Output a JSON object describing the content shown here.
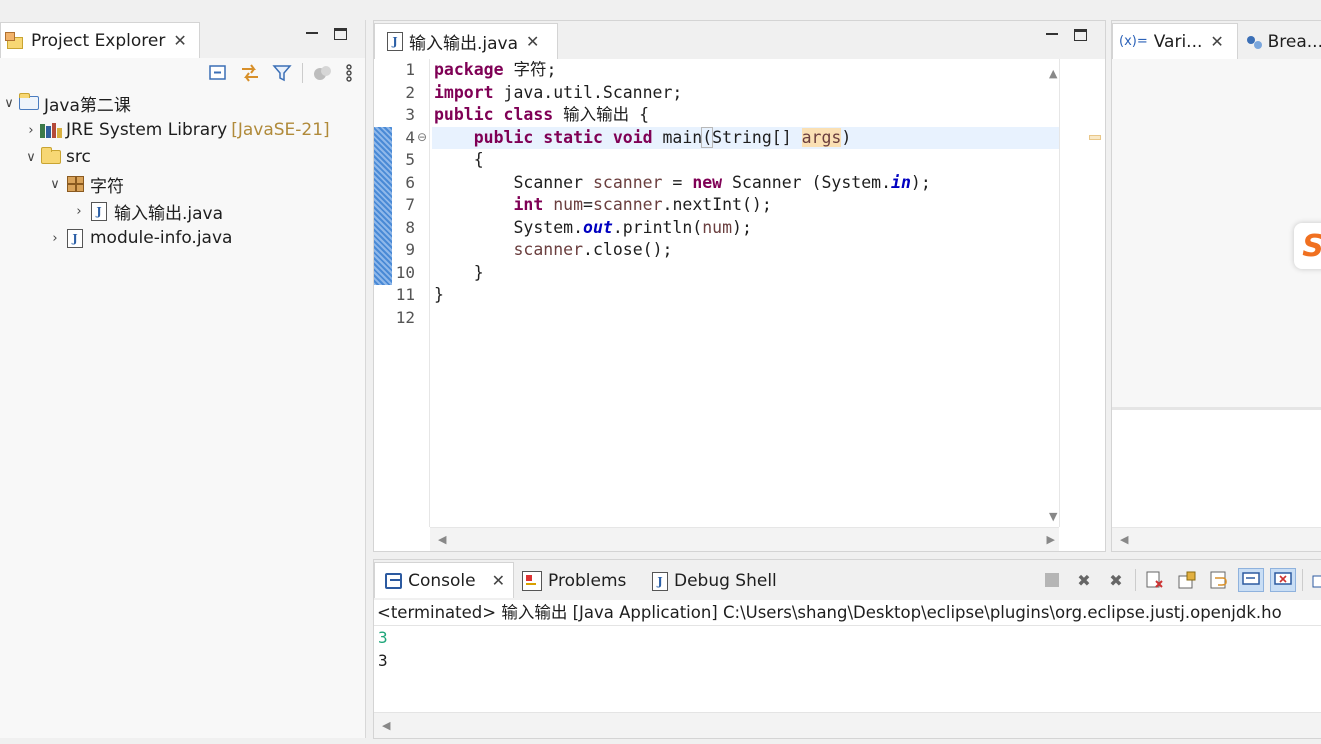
{
  "project_explorer": {
    "tab_label": "Project Explorer",
    "tree": [
      {
        "label": "Java第二课",
        "decor": "",
        "icon": "project-folder-icon",
        "expanded": true
      },
      {
        "label": "JRE System Library",
        "decor": "[JavaSE-21]",
        "icon": "library-icon",
        "expanded": false
      },
      {
        "label": "src",
        "decor": "",
        "icon": "source-folder-icon",
        "expanded": true
      },
      {
        "label": "字符",
        "decor": "",
        "icon": "package-icon",
        "expanded": true
      },
      {
        "label": "输入输出.java",
        "decor": "",
        "icon": "java-file-icon",
        "expanded": false
      },
      {
        "label": "module-info.java",
        "decor": "",
        "icon": "java-file-icon",
        "expanded": false
      }
    ]
  },
  "editor": {
    "tab_label": "输入输出.java",
    "line_numbers": [
      "1",
      "2",
      "3",
      "4",
      "5",
      "6",
      "7",
      "8",
      "9",
      "10",
      "11",
      "12"
    ],
    "code": {
      "l1_kw": "package",
      "l1_rest": " 字符;",
      "l2_kw": "import",
      "l2_rest": " java.util.Scanner;",
      "l3_kw1": "public",
      "l3_kw2": "class",
      "l3_rest": " 输入输出 {",
      "l4_indent": "    ",
      "l4_kw": "public static void",
      "l4_a": " main",
      "l4_paren": "(",
      "l4_b": "String[] ",
      "l4_arg": "args",
      "l4_c": ")",
      "l5": "    {",
      "l6_a": "        Scanner ",
      "l6_var": "scanner",
      "l6_b": " = ",
      "l6_kw": "new",
      "l6_c": " Scanner (System.",
      "l6_field": "in",
      "l6_d": ");",
      "l7_indent": "        ",
      "l7_kw": "int",
      "l7_a": " ",
      "l7_var": "num",
      "l7_b": "=",
      "l7_var2": "scanner",
      "l7_c": ".nextInt();",
      "l8_a": "        System.",
      "l8_field": "out",
      "l8_b": ".println(",
      "l8_var": "num",
      "l8_c": ");",
      "l9_indent": "        ",
      "l9_var": "scanner",
      "l9_a": ".close();",
      "l10": "    }",
      "l11": "}",
      "l12": ""
    }
  },
  "right_pane": {
    "tab_variables": "Vari...",
    "tab_breakpoints": "Brea...",
    "variables_icon": "(x)=",
    "logo_letter": "S"
  },
  "console": {
    "tab_console": "Console",
    "tab_problems": "Problems",
    "tab_debug_shell": "Debug Shell",
    "terminated_line": "<terminated> 输入输出 [Java Application] C:\\Users\\shang\\Desktop\\eclipse\\plugins\\org.eclipse.justj.openjdk.ho",
    "input_echo": "3",
    "output": "3"
  },
  "colors": {
    "keyword": "#7f0055",
    "static_field": "#0000c0",
    "local_var": "#6a3e3e",
    "stdin_echo": "#1fa67a",
    "current_line": "#e8f2fe"
  }
}
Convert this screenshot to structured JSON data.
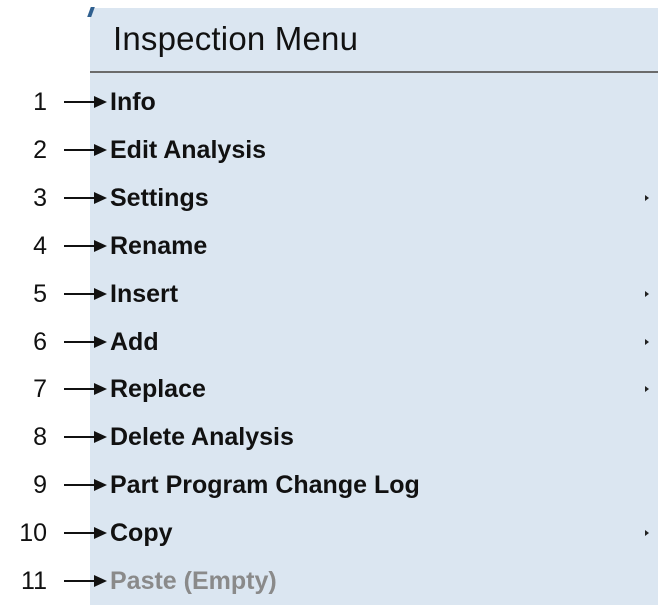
{
  "menu": {
    "title": "Inspection Menu",
    "items": [
      {
        "number": "1",
        "label": "Info",
        "has_submenu": false,
        "disabled": false
      },
      {
        "number": "2",
        "label": "Edit Analysis",
        "has_submenu": false,
        "disabled": false
      },
      {
        "number": "3",
        "label": "Settings",
        "has_submenu": true,
        "disabled": false
      },
      {
        "number": "4",
        "label": "Rename",
        "has_submenu": false,
        "disabled": false
      },
      {
        "number": "5",
        "label": "Insert",
        "has_submenu": true,
        "disabled": false
      },
      {
        "number": "6",
        "label": "Add",
        "has_submenu": true,
        "disabled": false
      },
      {
        "number": "7",
        "label": "Replace",
        "has_submenu": true,
        "disabled": false
      },
      {
        "number": "8",
        "label": "Delete Analysis",
        "has_submenu": false,
        "disabled": false
      },
      {
        "number": "9",
        "label": "Part Program Change Log",
        "has_submenu": false,
        "disabled": false
      },
      {
        "number": "10",
        "label": "Copy",
        "has_submenu": true,
        "disabled": false
      },
      {
        "number": "11",
        "label": "Paste (Empty)",
        "has_submenu": false,
        "disabled": true
      }
    ]
  },
  "colors": {
    "menu_background": "#dbe6f1",
    "text": "#111111",
    "disabled_text": "#8a8a8a",
    "separator": "#6b6b6b"
  },
  "icons": {
    "callout": "right-arrow-icon",
    "submenu": "submenu-arrow-icon"
  }
}
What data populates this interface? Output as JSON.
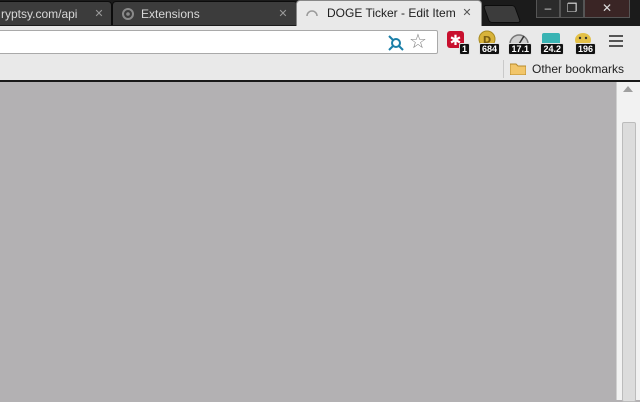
{
  "tabs": [
    {
      "title": "ryptsy.com/api",
      "close": "✕",
      "active": false
    },
    {
      "title": "Extensions",
      "close": "✕",
      "active": false
    },
    {
      "title": "DOGE Ticker - Edit Item",
      "close": "✕",
      "active": true
    }
  ],
  "window_controls": {
    "minimize": "–",
    "maximize": "❐",
    "close": "✕"
  },
  "omnibox": {
    "value": "",
    "placeholder": ""
  },
  "extensions": [
    {
      "icon": "lastpass-icon",
      "badge": "1",
      "color": "#c8102e"
    },
    {
      "icon": "doge-coin-icon",
      "badge": "684",
      "color": "#d8b33a"
    },
    {
      "icon": "gauge-icon",
      "badge": "17.1",
      "color": "#9a9a9a"
    },
    {
      "icon": "ticker-icon",
      "badge": "24.2",
      "color": "#39b3b3"
    },
    {
      "icon": "doge-face-icon",
      "badge": "196",
      "color": "#e3c047"
    }
  ],
  "bookmarks": {
    "other": "Other bookmarks"
  },
  "colors": {
    "content_bg": "#b3b1b3",
    "toolbar_bg": "#e9e9e9",
    "titlebar_bg": "#1b1b1b"
  }
}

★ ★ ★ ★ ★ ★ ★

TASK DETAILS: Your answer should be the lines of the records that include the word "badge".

THE ANSWER:
      "badge": "1",
      "badge": "684",
      "badge": "17.1",
      "badge": "24.2",
      "badge": "196",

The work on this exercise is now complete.